Selena Forever

The Selena Trial

The Houston Chronicles Files

Pilgrims remember their star

First anniversary of Selena's slaying


Special to the Chronicle

CORPUS CHRISTI - Fans in Tejano singing star Selena's hometown marked the first anniversary of her death Sunday with prayers and poems, flowers and hand-scrawled messages stuffed into the wire mesh fences at her home and gravesite. Some found it hard to hold back tears.

They came from as far away as Mexico and Massachusetts, California and Portugal, fueled by an outpouring of emotion for Selena Quintanilla Perez - beloved as the queen of Tejano music during her lifetime and elevated to the status of a folk saint since her death.

In English and in Spanish, they recited what has become a familiar litany of Selena's attributes, calling her everything from an ""angel" to a positive role model for Hispanic youth who advised them to stay in school and off drugs.

Others transcribed messages from their hearts with white shoe polish on the windshields of their Chevy pickups and Buick sedans, immortalizing Selena with such phrases as: ""The Queen of Tejano still lives. Viva Selena!?"

Like thousands who have made the pilgrimage to Corpus Christi since Selena was fatally shot on March 31, 1995, the out-of-towners joined local residents visiting the singer's home in a working-class neighborhood on the city's predominantly Hispanic west side; the cemetery where she is buried; her boutique and salon, and the motel where she was gunned down by the former manager of her fan club, Yolanda Saldivar.

For cousins Jennifer and Veronica Martinez the effort cost $180 apiece and 2 1/2 days on a Greyhound bus.

They saved up all year for the bus fare from San Jose, Calif., and it was the first time Jennifer, a 25-year-old wife and mother of four, had ever left California - all to spend 3 1/2 days in Selena's hometown.

""It was worth it even to spend 15 minutes here," said Jennifer Martinez, who works part time at a school. ""I have children, and this (Selena's death) made me open my eyes. I realized how special it is to have children."

Veronica, 19, said Selena had opened her eyes in another way. ""We are Mexicans," said the college student, who also holds down a job. ""I was acting more American, and she made us realize our heritage was important."

Like many of those who made the pilgrimage to Corpus Christi from out of town, the two cousins are staying at the Days Inn where Selena was shot. A desk clerk said weekend occupancy was 100 percent.

At the Days Inn, the Martinez cousins met Debra Gonzalez and two of her daughters, who had flown to Houston from Chicago on Saturday, and, accompanied by relatives, drove to Corpus Christi Sunday morning.

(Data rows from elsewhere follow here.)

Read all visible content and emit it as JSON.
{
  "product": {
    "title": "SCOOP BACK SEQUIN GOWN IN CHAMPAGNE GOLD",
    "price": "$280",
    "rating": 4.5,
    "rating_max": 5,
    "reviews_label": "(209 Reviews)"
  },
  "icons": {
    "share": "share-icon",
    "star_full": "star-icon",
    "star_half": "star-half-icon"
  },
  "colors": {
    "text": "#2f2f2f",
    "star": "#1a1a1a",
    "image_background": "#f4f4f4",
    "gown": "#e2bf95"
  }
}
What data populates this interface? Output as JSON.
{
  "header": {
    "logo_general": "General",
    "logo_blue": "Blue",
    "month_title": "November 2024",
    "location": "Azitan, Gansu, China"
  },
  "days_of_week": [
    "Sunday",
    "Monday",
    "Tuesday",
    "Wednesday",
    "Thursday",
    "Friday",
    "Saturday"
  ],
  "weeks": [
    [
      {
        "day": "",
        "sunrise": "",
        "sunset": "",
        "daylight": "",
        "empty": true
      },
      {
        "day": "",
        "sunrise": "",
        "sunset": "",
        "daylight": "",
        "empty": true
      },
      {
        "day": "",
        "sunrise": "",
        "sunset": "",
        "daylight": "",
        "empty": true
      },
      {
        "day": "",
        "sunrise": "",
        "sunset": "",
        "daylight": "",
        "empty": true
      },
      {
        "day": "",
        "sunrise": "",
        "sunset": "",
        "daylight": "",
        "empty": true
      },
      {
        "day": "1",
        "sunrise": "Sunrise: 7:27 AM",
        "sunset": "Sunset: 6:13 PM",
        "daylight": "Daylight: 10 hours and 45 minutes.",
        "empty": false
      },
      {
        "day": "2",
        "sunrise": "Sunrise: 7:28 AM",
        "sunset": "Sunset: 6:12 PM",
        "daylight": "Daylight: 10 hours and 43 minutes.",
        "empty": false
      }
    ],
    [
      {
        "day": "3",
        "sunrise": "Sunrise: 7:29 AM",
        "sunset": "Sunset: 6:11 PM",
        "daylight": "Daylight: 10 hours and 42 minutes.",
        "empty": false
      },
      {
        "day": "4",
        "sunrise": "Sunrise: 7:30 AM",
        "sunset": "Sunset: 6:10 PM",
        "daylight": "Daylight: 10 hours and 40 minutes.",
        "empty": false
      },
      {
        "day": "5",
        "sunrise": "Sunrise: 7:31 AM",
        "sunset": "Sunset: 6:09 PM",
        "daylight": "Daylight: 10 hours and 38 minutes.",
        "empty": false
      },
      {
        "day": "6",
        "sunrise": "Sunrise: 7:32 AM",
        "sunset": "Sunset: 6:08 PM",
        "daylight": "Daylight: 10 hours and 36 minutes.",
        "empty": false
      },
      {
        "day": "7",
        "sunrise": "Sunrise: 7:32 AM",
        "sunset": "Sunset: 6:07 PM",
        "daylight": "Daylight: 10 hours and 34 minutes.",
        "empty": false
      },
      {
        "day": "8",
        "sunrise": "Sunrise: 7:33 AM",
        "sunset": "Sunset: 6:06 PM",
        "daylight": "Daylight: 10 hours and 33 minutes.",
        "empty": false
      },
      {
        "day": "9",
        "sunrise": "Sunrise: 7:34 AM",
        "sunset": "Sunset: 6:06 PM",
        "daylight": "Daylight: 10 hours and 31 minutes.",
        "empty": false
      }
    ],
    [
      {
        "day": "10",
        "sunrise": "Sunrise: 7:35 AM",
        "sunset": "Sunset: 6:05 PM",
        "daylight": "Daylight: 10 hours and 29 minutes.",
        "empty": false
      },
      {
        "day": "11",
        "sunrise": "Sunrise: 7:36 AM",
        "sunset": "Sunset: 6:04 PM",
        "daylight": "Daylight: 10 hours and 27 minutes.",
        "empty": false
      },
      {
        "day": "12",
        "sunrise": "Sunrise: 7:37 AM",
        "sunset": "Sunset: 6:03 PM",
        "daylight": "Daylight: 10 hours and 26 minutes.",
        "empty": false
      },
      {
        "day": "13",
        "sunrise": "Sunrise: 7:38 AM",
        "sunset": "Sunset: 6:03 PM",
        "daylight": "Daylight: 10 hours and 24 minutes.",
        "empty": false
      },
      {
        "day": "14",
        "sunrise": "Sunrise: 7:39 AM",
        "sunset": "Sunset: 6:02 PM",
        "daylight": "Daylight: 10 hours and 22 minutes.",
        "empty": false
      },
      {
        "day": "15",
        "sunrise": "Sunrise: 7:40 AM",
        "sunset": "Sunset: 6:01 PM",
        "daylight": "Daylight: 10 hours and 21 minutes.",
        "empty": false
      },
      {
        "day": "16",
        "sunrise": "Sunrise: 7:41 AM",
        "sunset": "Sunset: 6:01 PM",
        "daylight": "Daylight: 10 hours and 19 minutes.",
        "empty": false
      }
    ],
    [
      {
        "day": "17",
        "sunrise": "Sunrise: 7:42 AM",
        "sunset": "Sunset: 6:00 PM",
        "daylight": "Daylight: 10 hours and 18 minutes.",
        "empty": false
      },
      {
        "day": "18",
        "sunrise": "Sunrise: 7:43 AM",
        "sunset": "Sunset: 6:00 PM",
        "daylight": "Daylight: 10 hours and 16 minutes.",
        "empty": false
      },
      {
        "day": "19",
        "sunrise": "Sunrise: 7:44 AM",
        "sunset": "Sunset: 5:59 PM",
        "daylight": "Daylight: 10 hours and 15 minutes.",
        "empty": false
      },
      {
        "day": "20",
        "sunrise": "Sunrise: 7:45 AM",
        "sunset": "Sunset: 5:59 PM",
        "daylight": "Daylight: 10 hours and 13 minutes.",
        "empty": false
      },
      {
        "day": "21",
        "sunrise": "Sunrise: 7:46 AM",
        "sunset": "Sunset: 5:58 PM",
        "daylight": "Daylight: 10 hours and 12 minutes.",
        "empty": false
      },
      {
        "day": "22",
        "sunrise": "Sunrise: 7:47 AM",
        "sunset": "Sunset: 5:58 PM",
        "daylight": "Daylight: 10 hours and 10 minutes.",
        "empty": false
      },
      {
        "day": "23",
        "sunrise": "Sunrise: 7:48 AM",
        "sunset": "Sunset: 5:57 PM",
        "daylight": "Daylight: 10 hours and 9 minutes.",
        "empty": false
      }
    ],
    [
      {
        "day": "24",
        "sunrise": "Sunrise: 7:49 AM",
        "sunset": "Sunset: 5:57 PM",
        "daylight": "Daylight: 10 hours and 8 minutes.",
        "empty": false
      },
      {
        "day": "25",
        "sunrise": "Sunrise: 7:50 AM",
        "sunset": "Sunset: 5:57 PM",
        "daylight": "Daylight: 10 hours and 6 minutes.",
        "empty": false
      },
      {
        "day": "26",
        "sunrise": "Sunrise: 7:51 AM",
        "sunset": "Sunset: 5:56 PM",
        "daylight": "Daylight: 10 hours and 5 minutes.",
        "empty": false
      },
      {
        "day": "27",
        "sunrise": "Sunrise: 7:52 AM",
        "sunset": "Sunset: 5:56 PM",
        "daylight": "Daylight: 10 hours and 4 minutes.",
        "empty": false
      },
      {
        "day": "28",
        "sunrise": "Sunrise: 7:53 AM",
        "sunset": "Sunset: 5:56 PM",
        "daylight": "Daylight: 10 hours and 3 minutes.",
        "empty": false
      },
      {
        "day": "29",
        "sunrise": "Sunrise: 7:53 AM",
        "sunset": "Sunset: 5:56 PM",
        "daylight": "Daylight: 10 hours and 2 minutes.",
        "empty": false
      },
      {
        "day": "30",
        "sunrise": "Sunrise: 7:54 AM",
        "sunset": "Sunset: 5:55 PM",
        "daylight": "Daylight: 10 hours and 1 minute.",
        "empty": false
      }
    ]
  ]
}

The Martinezes and Gonzalezes drove together to Selena's home.

With great fanfare, they attached to the fence around the residence a hand-lettered sign drawn in multicolored pencil, that read ""Selena, We Miss You."

""We loved her warmth," Debra Gonzalez said. ""You can still feel it. She still lives in her music."

Also in the crowd outside the home was Jose Cheta, a composer and musician from Lisbon, Portugal, who was spending three days in Corpus Christi to honor Selena and to try to meet her family to talk about music. He said Selena's music became popular in his country after her death. ""This is a special day," Cheta said. ""I am very sensitive, and I have special feelings for this young lady."

Houstonian Ana Herrada found it difficult to hide her emotions and tears, even behind her tinted sunglasses. Dressed in a Selena T-shirt and cap, she talked about her fourth trip to Corpus Christi since Selena's death. She had met Selena at her Houston performances, and reminisced about a conversation they had had about Selena's craving for nachos without worrying about the calories.

""I don't think we can have another person like her," said Herrada, a mother and grandmother. ""She was a sweetheart, not like a star, but a sweet human being. ... If I don't listen to her music once a day I feel like something is missing."

At any given time there were approximately 50 mourners outside the star's home on Bloomington Street, which police eventually blocked off Sunday evening after a stream of vehicles all day long blaring Selena's music from tape players. And cemetery officials reported 6,000 cars drove through Seaside Memorial Park where Selena is buried. Her grave was marked with a large spray of white roses resting on palm leaves on this Palm Sunday. A budding young mesquite tree hovered over the gravestone.

At the request of parishioners, several of the city's Roman Catholic churches included prayers for Selena's soul during Sunday Mass services, even though she was not a Catholic.

And a local radio station in the neighborhood erected on its roof an 8-foot, star- shaped, illuminated sign with ""Selena" scrawled across it in red script. The sign will remain in place through April 16, which would have been Selena's 25th birthday.

Selena's family planned nothing special to observe the painful anniversary. ""It's no different from any other day," said Joe Villarreal, marketing director for Q Productions, the Quintanilla family's business. ""They live with this every day."

At Selena's grave, Ampara Lozano Guajardo of Nuevo Laredo paid her respects with her two daughters and four granddaughters. ""This is a sad day," she said. ""She was too young."